March 2013

Ping-pong dialogue

ETA: since I wrote this post I've developed a lot more thoughts on dialogue, though the problem I've unpicked here is still very common, and very easily solved! *** A writer friend had feedback which said that her novel suffered from "ping-pong dialogue". Had any of us heard of this particular ailment, she asked here. None of us had, but the example she posted did suffer a bit from something I've seen a lot over the years, and no doubt I've been guilty of too; in fact, I'm rather grateful to have a name for it. It's not that the... Read more →

Feedback, humility and the sword of truth

Whether you have one would-be writing buddy, or a large writers' circle which meets twice a week, or a bunch of eager or reluctant students, giving and getting feedback is central to most writers' lives, but it's a while since I've blogged about it. This discussion usually comes up when someone on a forum has found feedback distressingly painful, and battle lines are quickly drawn: "fluff is useless" vs. "no one has the right to destroy confidence", "some people just want to be told they're wonderful" vs. "some people can't admit there are other ways of writing". I've blogged before... Read more →

Is it worth it?

In Conditional Validation I was talking about how Malcolm Bradbury saying "They're good. Keep going" was enough for Ian McEwan to - well - keep going. We tend to think that the "they're good" is the important bit of that, but I more and more think that in some ways "Keep going" - said by someone whose knowledge and judgement you trust - is just as important. The thing is, they're two sides of the real question, which is "Is this worth doing?". Mind you, Hilary Mantel said on Front Row that having won the Booker twice is no help... Read more →

All the posts I mentioned at Getting Published 2013

These are links to all the posts I can remember mentioning last Saturday at the Writers' Workshop Getting Published event. If I mentioned a post that I haven't listed here, then do say so in the comments and I'll try and dig it up. SHOWING AND TELLING: the basics : how to use both to make your story do everything you want it to do. HOW TO TELL, AND STILL SHOW : how to get on with the story without sacrificing vividness PSYCHIC DISTANCE: what it is and how to use it : a key technique, not much discussed and... Read more →

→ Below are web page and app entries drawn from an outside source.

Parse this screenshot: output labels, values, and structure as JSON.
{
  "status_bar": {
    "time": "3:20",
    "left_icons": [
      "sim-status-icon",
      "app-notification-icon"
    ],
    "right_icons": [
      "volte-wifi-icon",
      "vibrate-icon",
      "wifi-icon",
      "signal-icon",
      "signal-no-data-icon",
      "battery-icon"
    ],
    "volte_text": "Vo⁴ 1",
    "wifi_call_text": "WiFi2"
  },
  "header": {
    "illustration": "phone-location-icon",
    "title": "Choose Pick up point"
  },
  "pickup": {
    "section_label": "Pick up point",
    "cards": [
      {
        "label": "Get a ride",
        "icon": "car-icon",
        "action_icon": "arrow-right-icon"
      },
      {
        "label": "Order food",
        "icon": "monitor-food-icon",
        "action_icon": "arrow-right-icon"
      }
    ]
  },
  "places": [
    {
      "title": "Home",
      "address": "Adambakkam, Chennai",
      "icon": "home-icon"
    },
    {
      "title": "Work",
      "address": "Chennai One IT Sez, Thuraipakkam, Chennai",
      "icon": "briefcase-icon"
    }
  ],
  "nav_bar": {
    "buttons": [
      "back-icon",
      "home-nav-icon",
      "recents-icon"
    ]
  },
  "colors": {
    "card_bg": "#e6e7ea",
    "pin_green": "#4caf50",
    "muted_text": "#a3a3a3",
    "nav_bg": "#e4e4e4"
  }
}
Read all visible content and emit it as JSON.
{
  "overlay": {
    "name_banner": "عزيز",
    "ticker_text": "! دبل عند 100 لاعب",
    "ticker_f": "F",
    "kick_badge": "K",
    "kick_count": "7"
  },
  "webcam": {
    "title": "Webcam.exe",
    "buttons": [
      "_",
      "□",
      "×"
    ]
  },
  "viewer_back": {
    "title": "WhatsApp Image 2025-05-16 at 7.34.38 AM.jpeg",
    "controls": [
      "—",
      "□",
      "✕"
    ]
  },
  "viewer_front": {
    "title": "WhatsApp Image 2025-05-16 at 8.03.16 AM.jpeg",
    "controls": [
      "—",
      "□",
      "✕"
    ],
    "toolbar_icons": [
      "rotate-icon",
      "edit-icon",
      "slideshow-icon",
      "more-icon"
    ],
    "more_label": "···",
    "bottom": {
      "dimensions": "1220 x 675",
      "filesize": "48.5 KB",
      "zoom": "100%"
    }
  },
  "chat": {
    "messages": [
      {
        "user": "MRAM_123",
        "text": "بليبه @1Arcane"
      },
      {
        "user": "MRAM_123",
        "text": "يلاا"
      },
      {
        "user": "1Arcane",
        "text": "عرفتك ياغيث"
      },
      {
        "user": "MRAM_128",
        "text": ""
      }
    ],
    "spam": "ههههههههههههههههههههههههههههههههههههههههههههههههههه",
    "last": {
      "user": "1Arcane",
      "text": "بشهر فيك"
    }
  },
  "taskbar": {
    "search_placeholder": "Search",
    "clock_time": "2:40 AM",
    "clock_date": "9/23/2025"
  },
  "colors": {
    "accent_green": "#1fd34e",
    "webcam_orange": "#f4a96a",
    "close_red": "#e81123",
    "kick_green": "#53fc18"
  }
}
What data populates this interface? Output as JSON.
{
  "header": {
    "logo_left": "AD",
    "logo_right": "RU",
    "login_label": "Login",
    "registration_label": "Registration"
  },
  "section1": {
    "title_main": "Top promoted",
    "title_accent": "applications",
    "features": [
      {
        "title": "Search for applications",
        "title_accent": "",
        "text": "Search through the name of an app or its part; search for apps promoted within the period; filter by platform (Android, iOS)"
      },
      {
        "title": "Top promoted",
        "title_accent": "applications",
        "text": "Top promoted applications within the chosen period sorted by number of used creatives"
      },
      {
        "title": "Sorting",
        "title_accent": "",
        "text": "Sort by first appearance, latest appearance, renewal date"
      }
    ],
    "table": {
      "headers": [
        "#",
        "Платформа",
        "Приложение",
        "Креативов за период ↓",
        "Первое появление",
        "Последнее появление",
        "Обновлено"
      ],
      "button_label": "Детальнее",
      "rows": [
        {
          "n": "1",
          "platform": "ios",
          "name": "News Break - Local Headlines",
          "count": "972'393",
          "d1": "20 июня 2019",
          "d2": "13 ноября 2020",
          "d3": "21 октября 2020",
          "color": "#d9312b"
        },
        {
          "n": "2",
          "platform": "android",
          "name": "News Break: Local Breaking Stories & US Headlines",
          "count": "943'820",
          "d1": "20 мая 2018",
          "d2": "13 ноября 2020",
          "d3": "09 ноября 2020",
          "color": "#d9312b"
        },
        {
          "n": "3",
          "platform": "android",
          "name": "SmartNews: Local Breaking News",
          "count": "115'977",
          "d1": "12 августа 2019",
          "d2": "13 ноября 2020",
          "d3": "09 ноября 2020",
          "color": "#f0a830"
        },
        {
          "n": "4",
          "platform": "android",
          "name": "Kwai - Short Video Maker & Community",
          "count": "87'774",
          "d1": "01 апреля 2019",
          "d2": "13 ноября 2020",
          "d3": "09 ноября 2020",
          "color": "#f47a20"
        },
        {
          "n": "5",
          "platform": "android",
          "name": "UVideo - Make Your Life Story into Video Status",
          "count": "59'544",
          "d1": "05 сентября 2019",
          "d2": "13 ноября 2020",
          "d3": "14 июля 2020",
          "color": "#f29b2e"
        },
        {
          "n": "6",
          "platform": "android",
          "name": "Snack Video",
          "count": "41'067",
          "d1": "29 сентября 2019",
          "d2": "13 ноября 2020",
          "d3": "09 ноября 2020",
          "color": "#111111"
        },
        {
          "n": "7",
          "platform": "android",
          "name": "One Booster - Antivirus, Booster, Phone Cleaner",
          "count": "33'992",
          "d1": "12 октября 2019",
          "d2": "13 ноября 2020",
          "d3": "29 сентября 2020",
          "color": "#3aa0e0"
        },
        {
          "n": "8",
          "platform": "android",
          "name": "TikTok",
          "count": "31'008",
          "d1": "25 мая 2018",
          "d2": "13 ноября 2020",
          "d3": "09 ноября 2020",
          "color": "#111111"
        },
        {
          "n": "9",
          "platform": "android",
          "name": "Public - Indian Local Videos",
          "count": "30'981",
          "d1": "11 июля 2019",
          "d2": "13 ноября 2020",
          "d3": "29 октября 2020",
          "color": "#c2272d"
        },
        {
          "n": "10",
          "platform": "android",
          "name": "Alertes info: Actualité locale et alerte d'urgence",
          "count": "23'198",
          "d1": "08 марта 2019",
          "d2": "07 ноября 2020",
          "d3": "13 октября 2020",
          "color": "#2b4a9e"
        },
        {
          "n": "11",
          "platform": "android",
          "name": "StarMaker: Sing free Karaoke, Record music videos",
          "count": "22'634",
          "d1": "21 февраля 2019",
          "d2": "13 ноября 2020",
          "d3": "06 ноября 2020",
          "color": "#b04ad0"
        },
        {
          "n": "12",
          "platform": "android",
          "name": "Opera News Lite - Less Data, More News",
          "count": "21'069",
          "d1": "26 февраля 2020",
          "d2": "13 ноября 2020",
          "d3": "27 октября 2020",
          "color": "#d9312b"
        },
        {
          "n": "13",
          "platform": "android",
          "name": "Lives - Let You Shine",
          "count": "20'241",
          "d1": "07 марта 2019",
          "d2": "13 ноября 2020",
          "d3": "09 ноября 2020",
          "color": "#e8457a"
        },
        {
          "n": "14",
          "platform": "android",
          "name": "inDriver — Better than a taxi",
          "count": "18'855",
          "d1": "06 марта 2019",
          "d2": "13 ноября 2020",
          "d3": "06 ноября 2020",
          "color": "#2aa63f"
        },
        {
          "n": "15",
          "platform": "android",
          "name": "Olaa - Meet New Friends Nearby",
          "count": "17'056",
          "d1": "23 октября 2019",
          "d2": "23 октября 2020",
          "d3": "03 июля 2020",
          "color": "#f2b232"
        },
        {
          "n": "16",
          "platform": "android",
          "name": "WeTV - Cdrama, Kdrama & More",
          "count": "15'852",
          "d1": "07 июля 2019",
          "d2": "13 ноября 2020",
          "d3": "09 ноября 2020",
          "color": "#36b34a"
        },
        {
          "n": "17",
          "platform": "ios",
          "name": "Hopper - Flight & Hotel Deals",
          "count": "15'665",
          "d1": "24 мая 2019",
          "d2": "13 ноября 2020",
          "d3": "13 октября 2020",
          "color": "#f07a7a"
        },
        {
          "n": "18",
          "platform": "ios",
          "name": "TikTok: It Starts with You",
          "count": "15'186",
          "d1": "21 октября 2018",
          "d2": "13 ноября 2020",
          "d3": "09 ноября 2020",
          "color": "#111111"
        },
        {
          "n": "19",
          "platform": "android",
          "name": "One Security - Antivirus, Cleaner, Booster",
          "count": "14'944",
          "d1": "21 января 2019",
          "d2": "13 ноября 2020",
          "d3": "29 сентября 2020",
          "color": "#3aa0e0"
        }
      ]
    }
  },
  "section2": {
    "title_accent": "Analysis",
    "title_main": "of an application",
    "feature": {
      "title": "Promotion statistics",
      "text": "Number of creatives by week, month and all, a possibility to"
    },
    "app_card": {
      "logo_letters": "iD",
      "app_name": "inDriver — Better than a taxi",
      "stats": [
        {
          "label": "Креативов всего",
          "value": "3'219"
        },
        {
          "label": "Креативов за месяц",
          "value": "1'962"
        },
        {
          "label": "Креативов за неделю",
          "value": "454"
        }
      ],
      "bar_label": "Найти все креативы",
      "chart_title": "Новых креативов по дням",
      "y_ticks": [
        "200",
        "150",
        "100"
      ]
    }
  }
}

When I let myself in for giving a workshop on Characterisation at Writers' Workshop's Getting Published event yesterday, I realised I haven't blogged directly about Characterisation as much as some things. It is a big subject, but for me, it's all founded in Aristotle: a character without action isn't a story, it's a portrait. In "Clothes and Food and Dropping Presents" I explored how the process of creating (discovering? uncovering?) your characters can, essentially, go from the outside in, or the inside out, but here are some other ways to help you develop your characters-in-action. And please don't forget that,... Read more →